• _Exercise aim_
Write out each line from the data below that includes the word "CentOS".

• _Task input_
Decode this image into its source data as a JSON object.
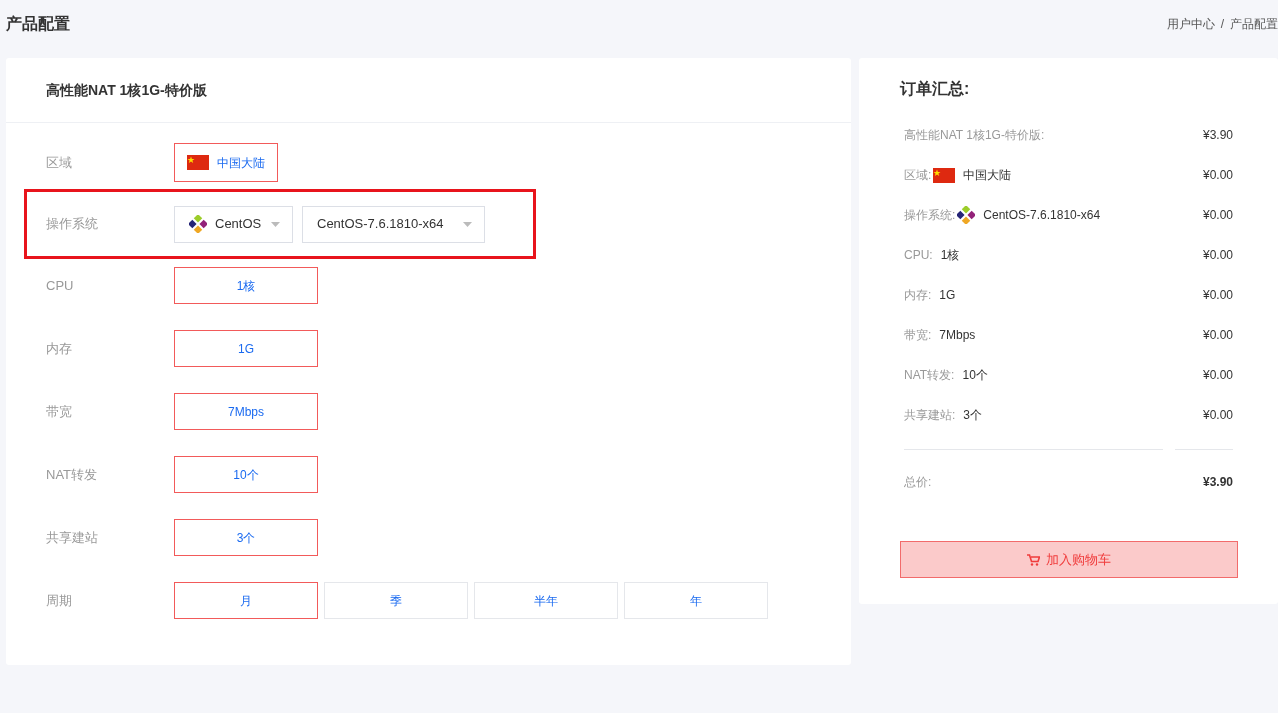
{
  "page_title": "产品配置",
  "breadcrumb": [
    {
      "label": "用户中心"
    },
    {
      "label": "产品配置"
    }
  ],
  "breadcrumb_separator": "/",
  "product": {
    "title": "高性能NAT 1核1G-特价版"
  },
  "config_rows": [
    {
      "kind": "region",
      "label": "区域",
      "highlighted": false,
      "options": [
        {
          "label": "中国大陆",
          "selected": true
        }
      ]
    },
    {
      "kind": "os",
      "label": "操作系统",
      "highlighted": true,
      "selects": [
        {
          "value": "CentOS"
        },
        {
          "value": "CentOS-7.6.1810-x64"
        }
      ]
    },
    {
      "kind": "options",
      "label": "CPU",
      "highlighted": false,
      "options": [
        {
          "label": "1核",
          "selected": true
        }
      ]
    },
    {
      "kind": "options",
      "label": "内存",
      "highlighted": false,
      "options": [
        {
          "label": "1G",
          "selected": true
        }
      ]
    },
    {
      "kind": "options",
      "label": "带宽",
      "highlighted": false,
      "options": [
        {
          "label": "7Mbps",
          "selected": true
        }
      ]
    },
    {
      "kind": "options",
      "label": "NAT转发",
      "highlighted": false,
      "options": [
        {
          "label": "10个",
          "selected": true
        }
      ]
    },
    {
      "kind": "options",
      "label": "共享建站",
      "highlighted": false,
      "options": [
        {
          "label": "3个",
          "selected": true
        }
      ]
    },
    {
      "kind": "options",
      "label": "周期",
      "highlighted": false,
      "options": [
        {
          "label": "月",
          "selected": true
        },
        {
          "label": "季",
          "selected": false
        },
        {
          "label": "半年",
          "selected": false
        },
        {
          "label": "年",
          "selected": false
        }
      ]
    }
  ],
  "summary": {
    "title": "订单汇总:",
    "items": [
      {
        "kind": "product",
        "label": "高性能NAT 1核1G-特价版:",
        "price": "¥3.90"
      },
      {
        "kind": "region",
        "label": "区域:",
        "value": "中国大陆",
        "price": "¥0.00"
      },
      {
        "kind": "os",
        "label": "操作系统:",
        "value": "CentOS-7.6.1810-x64",
        "price": "¥0.00"
      },
      {
        "kind": "plain",
        "label": "CPU:",
        "value": "1核",
        "price": "¥0.00"
      },
      {
        "kind": "plain",
        "label": "内存:",
        "value": "1G",
        "price": "¥0.00"
      },
      {
        "kind": "plain",
        "label": "带宽:",
        "value": "7Mbps",
        "price": "¥0.00"
      },
      {
        "kind": "plain",
        "label": "NAT转发:",
        "value": "10个",
        "price": "¥0.00"
      },
      {
        "kind": "plain",
        "label": "共享建站:",
        "value": "3个",
        "price": "¥0.00"
      }
    ],
    "total_label": "总价:",
    "total_price": "¥3.90",
    "cart_button": "加入购物车"
  }
}
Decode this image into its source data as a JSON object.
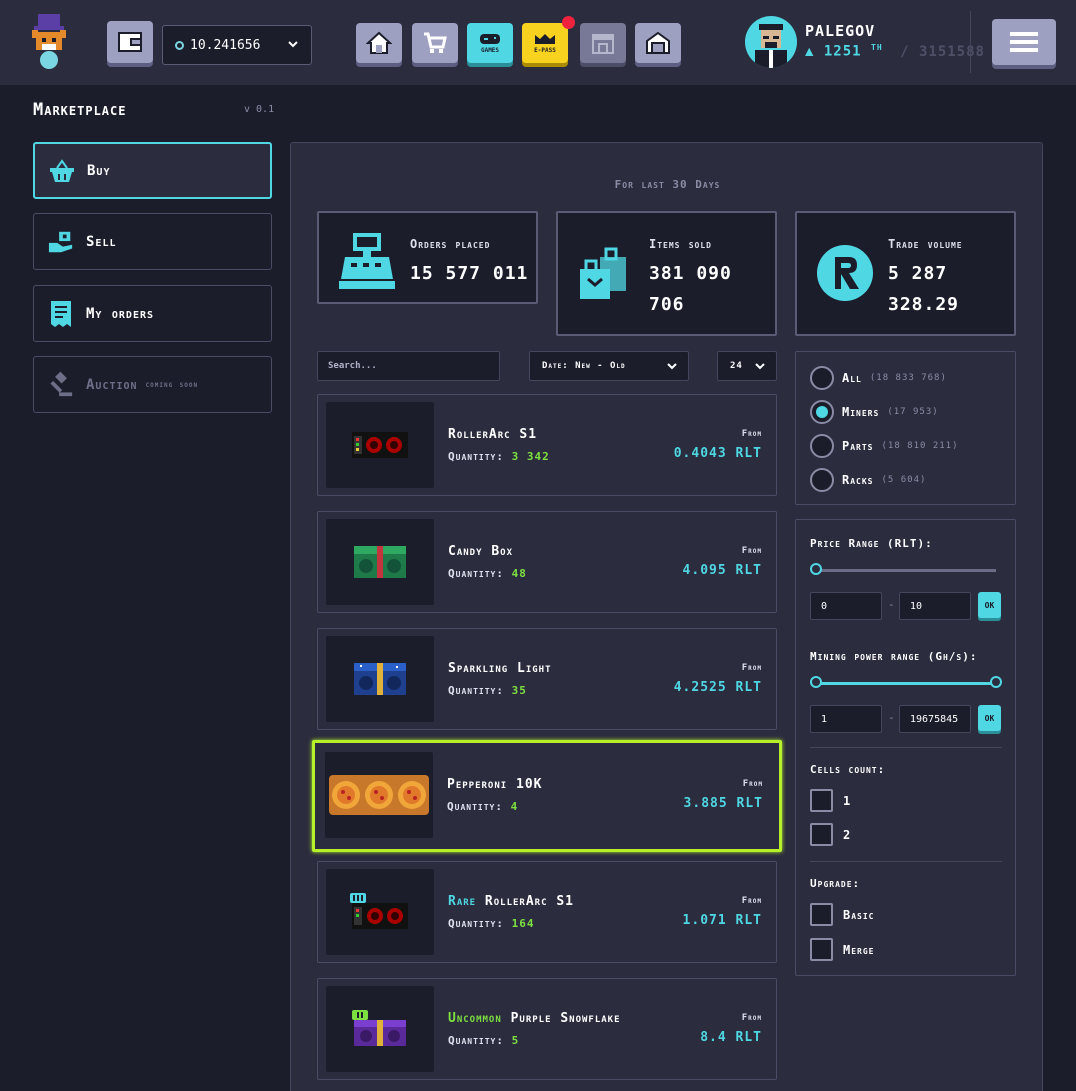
{
  "header": {
    "balance": "10.241656",
    "username": "PALEGOV",
    "power_value": "1251",
    "power_unit": "TH",
    "power_total": "/ 3151588",
    "nav": {
      "games_label": "GAMES",
      "epass_label": "E-PASS"
    }
  },
  "sidebar": {
    "title": "Marketplace",
    "version": "v 0.1",
    "items": [
      {
        "label": "Buy"
      },
      {
        "label": "Sell"
      },
      {
        "label": "My orders"
      },
      {
        "label": "Auction",
        "tag": "coming soon"
      }
    ]
  },
  "stats": {
    "period": "For last 30 Days",
    "orders": {
      "label": "Orders placed",
      "value": "15 577 011"
    },
    "items": {
      "label": "Items sold",
      "value": "381 090 706"
    },
    "volume": {
      "label": "Trade volume",
      "value": "5 287 328.29"
    }
  },
  "controls": {
    "search_placeholder": "Search...",
    "sort_value": "Date: New - Old",
    "per_page": "24"
  },
  "listings": [
    {
      "name": "RollerArc S1",
      "rarity_prefix": "",
      "qty_label": "Quantity:",
      "qty": "3 342",
      "from": "From",
      "price": "0.4043 RLT"
    },
    {
      "name": "Candy Box",
      "rarity_prefix": "",
      "qty_label": "Quantity:",
      "qty": "48",
      "from": "From",
      "price": "4.095 RLT"
    },
    {
      "name": "Sparkling Light",
      "rarity_prefix": "",
      "qty_label": "Quantity:",
      "qty": "35",
      "from": "From",
      "price": "4.2525 RLT"
    },
    {
      "name": "Pepperoni 10K",
      "rarity_prefix": "",
      "qty_label": "Quantity:",
      "qty": "4",
      "from": "From",
      "price": "3.885 RLT"
    },
    {
      "name": "RollerArc S1",
      "rarity_prefix": "Rare",
      "qty_label": "Quantity:",
      "qty": "164",
      "from": "From",
      "price": "1.071 RLT"
    },
    {
      "name": "Purple Snowflake",
      "rarity_prefix": "Uncommon",
      "qty_label": "Quantity:",
      "qty": "5",
      "from": "From",
      "price": "8.4 RLT"
    }
  ],
  "filters": {
    "categories": [
      {
        "label": "All",
        "count": "(18 833 768)",
        "selected": false
      },
      {
        "label": "Miners",
        "count": "(17 953)",
        "selected": true
      },
      {
        "label": "Parts",
        "count": "(18 810 211)",
        "selected": false
      },
      {
        "label": "Racks",
        "count": "(5 604)",
        "selected": false
      }
    ],
    "price_range": {
      "label": "Price Range (RLT):",
      "min": "0",
      "max": "10",
      "ok": "OK"
    },
    "power_range": {
      "label": "Mining power range (Gh/s):",
      "min": "1",
      "max": "19675845",
      "ok": "OK"
    },
    "cells": {
      "label": "Cells count:",
      "options": [
        "1",
        "2"
      ]
    },
    "upgrade": {
      "label": "Upgrade:",
      "options": [
        "Basic",
        "Merge"
      ]
    },
    "dash": "-"
  },
  "colors": {
    "accent": "#4fd8e4",
    "highlight": "#b6f02a",
    "quantity": "#7ee040",
    "background": "#1c1d2b",
    "panel": "#2b2c3e"
  }
}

• _Task response_
          "value": "CentOS"
          "value": "CentOS-7.6.1810-x64"
        "value": "CentOS-7.6.1810-x64",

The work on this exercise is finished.